4 year old:
3 year old:
My mom:

Saturday, May 14, 2011

Bird Nest Supply Balls

For the month of May, we are studying birds, butterflies, and rocks (outdoor things).  I've been reading around trying to find ideas for projects having to do with birds.  This post that popped up on my facebook page from The Crafty Crow was too perfect.    Have you ever been on the Crafty Crow?  It is a great place to find projects to keep your kids busy- on the side bar, you can search through categories by theme or type of project.  On the bottom sidebar, you can search through the different blogs who contributed to the site, and this is where you really spend a lot of time, there are some great blogs that contribute here.  This is a great place to start if you are beginning to look for ideas for summer activities for your kids.
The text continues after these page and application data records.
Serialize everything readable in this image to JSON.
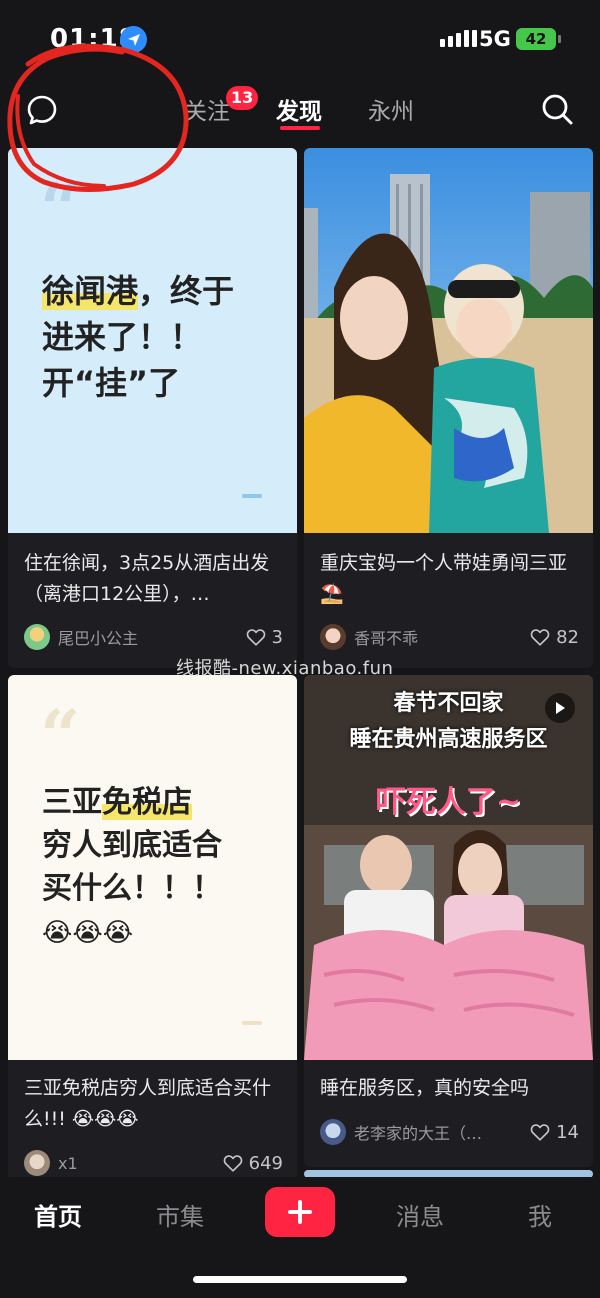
{
  "status_bar": {
    "time": "01:18",
    "network": "5G",
    "battery": "42"
  },
  "top_nav": {
    "tabs": [
      {
        "label": "关注",
        "badge": "13"
      },
      {
        "label": "发现",
        "active": true
      },
      {
        "label": "永州"
      }
    ]
  },
  "feed": [
    {
      "cover_lines": [
        "徐闻港",
        "，终于",
        "进来了！！",
        "开“挂”了"
      ],
      "title": "住在徐闻，3点25从酒店出发（离港口12公里），…",
      "author": "尾巴小公主",
      "likes": "3"
    },
    {
      "title": "重庆宝妈一个人带娃勇闯三亚⛱️",
      "author": "香哥不乖",
      "likes": "82"
    },
    {
      "cover_lines": [
        "三亚",
        "免税店",
        "穷人到底适合",
        "买什么！！！"
      ],
      "cover_emoji": "😭😭😭",
      "title": "三亚免税店穷人到底适合买什么!!! 😭😭😭",
      "author": "x1",
      "likes": "649"
    },
    {
      "cover_title_1": "春节不回家",
      "cover_title_2": "睡在贵州高速服务区",
      "cover_title_3": "吓死人了~",
      "title": "睡在服务区，真的安全吗",
      "author": "老李家的大王（…",
      "likes": "14"
    }
  ],
  "watermark": "线报酷-new.xianbao.fun",
  "bottom_tabs": {
    "home": "首页",
    "market": "市集",
    "messages": "消息",
    "me": "我"
  },
  "colors": {
    "accent": "#ff2442",
    "background": "#161619",
    "card": "#1e1e22"
  }
}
For the bird nest supply balls, you will need:

about 9-12 feet of craft wire (22 gage, we used 20)
fabric scraps
cotton ball
soft remnants
(nothing sharp, glass or plastic)

First, cut the wire, and bend the edges in with a pair of pliers so little hands will not get cut or poked.  Take the wire in your hands and smoosh it together like you are making a snowball:
Push open some of the wire at the top of the ball, so it's like a little nest:
Put a pile of "fillers" on the table, we used lint from the dryer, stuffing from a stuffed animal with a hole in it, fleece, fabric scraps, and yarn):
Gently fill the center of the ball with the fillers and squeeze closed:
Loop a small piece of wire through the ball and twist ends together to make a loop for hanging- find a good spot in your yard, hang the ball and wait for birds to come looking for house building supplies:
Pictured below is a rat's nest turned bird's nest.  My cousin conveniently had a HUGE tangle in her hair this week, and I took some of the pieces that didn't make it through the detangling, enough to fill a whole ball:
This project is great for little fingers to practice cutting the remnants, filling the balls, squeezing,  and hanging.  It's a great way to be green with your kids!  We are just waiting to see a bird fly in and take something out, there's been a few robins scoping it out already!  Happy Birding!